▸ **Your objective**: Using the entries that follow, state how many lines contain the word "allowed". The response is that number and nothing more.
###
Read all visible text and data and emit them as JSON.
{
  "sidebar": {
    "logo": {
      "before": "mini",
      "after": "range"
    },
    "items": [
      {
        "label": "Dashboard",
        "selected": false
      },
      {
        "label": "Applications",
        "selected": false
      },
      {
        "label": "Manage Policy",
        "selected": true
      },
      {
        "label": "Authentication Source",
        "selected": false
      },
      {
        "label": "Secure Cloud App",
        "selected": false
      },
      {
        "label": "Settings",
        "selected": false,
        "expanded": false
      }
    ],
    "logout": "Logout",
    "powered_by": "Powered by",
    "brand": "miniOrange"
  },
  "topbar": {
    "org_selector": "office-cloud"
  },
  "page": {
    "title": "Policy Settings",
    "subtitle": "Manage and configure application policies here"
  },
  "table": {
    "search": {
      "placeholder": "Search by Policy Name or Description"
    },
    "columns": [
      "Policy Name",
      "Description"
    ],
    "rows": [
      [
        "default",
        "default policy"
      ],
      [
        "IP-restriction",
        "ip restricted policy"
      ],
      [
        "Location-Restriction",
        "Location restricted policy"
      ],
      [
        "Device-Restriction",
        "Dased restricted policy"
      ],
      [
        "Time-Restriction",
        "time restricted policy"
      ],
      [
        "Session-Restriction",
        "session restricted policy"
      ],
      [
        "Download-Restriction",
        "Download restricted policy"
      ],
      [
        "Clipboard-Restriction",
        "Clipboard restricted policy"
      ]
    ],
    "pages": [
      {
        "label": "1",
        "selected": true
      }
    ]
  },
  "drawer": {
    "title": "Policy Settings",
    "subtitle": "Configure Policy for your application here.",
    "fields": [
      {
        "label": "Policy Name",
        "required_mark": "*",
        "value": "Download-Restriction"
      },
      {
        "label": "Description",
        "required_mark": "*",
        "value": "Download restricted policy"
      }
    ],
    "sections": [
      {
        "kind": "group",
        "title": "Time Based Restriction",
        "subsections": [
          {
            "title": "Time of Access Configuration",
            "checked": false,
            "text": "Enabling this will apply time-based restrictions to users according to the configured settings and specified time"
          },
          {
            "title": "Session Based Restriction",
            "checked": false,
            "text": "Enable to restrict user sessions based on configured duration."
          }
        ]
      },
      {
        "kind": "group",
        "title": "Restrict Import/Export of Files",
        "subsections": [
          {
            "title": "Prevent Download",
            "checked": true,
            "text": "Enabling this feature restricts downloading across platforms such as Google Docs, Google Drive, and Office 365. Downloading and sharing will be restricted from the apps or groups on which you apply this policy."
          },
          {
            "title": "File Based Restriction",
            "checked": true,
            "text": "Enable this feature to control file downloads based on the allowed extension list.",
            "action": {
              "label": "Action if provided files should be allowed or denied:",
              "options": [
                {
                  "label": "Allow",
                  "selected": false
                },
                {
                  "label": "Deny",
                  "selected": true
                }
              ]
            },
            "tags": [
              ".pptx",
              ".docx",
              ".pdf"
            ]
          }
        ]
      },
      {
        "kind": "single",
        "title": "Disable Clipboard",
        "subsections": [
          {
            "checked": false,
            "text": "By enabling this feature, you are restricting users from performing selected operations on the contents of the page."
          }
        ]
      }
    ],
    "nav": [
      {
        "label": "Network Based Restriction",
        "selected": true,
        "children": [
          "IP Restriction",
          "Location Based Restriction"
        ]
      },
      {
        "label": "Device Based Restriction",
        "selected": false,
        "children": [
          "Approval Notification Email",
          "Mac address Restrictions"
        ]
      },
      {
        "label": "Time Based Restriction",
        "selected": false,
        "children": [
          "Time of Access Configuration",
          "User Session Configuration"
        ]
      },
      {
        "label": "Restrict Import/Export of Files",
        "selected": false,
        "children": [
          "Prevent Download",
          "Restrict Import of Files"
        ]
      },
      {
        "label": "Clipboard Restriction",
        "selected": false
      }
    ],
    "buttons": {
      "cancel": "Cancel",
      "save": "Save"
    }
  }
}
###
▸ **Response box**: 2